Heron’s near mine exploration strategy is to discover and delineate additional resources within easy trucking distance of the Woodlawn plant and thus extending the mine life and overall value of the operation. In the mid 1990s approximately 0.5 million tonnes of high-grade ore (of similar grades to Woodlawn, 20% ZnEq) was mined and trucked from the Currawang deposit, 10km north-west of Woodlawn. The Currawang area is therefore a focus for exploration with several other areas also being highly prospective. Land access in the area is generally good with standard land access agreements in place with the relevant farm owners.

The near mine exploration is targeting prospects extending up to 15km from the Woodlawn mine that have been identified from historic work and confirmed by the various geophysical surveys undertaken since 2014, including detailed aeromagnetic and gravity surveys. Areas of focus include extensions of the Woodlawn Volcanics north and northwest of the mine namely Currawang, Montrose, Kalua and the Murphy-Cowley Hills Trend, see Figure 1.

Currawang Prospect

The Currawang Mine is located 10km NW of the Woodlawn Mine (EL 7257) and historically produced approximately 0.5 million tonnes of high-grade polymetallic ore from underground in the early 1990s. Heron undertook a technical review at Currawang and in 2017 a diamond-drilling program (part funded by NSW New Frontiers Cooperative Drilling) targeted extensions to the known Currawang lenses.

Figure 2: Currawang Mine workings with recent drilling

Hole CWDD0002 intersected 5.3m of semi-massive, stringer-style zinc and copper sulphide mineralisation from 486m down-hole and below the main lens. This is interpreted to represent a new zone of significant mineralisation, see Figure 2. Down-hole geophysics was undertaken, which revealed an anomaly below the main workings.

The red-brown mineral is sphalerite (zinc sulphide) and shows hydrothermal, replacement style of formation with clots of dark green chlorite being original basalt fragments entrained within the sphalerite. The white mineral is quartz and indicates the vein-style of formation of this zone.

Montrose Prospect

Figure 3: MNRC004 showing sulphide zone intersected. The pyrrhotite present within the Montrose drill holes (MNRC001 – MNRC004) is sufficient to explain the various modelled EM plates which are shown.

The Montrose prospect is located 6.5km NW of Woodlawn, straddling the contact between the Woodlawn Volcanics and the Currawang Basalts. Previous drilling at Montrose focused on a 100m long section, with drilling giving a best result of 5.3m @ 4.9% ZnEq from 145m, and little attention was given elsewhere. Re-modelling of surface Moving Loop EM (MLEM) and Down-Hole EM (DHEM) at Montrose identified several conductors within a 700m zone. The geophysical responses are complex but point to a possible deep sulphide body that had not been drill tested.

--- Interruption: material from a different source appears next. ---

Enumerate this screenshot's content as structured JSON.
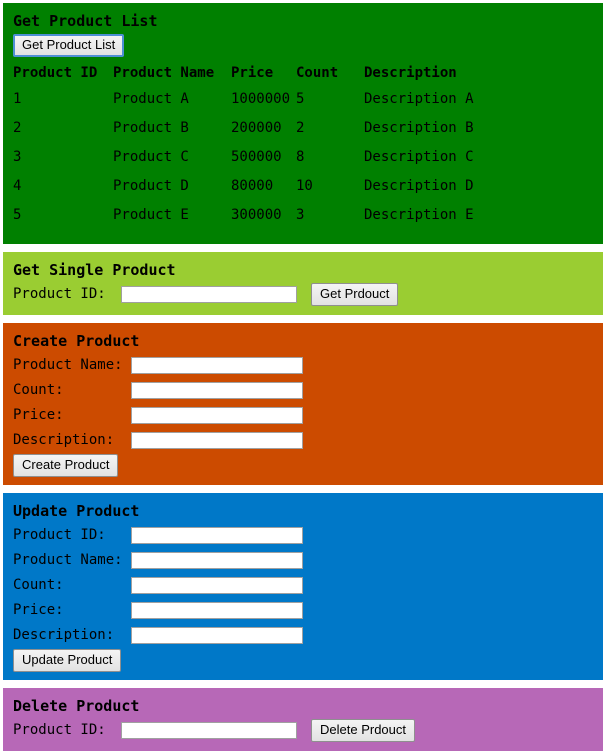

Figure 4: RC drilling at Montrose

A modern high-powered MLEM was completed at Montrose and followed by an RC drilling program (4 holes for 981m, MNRC001 – MNRC004). All holes intersected weak to moderate disseminated pyrite / pyrrhotite mineralisation within either the Currawang Basalt or the underlying Woodlawn Volcanics with the pyrrhotite being sufficient to explain the EM anomalies. At the south end of the Montrose trend, hole MNRC004 contained a 20m zone (from 246m) of strong disseminated pyrite / pyrrhotite and chalcopyrite mineralisation with a basalt unit, see Figure 3. Such zones of sulphide mineralisation are often proximal to massive sulphide lenses and more work will be undertaken here.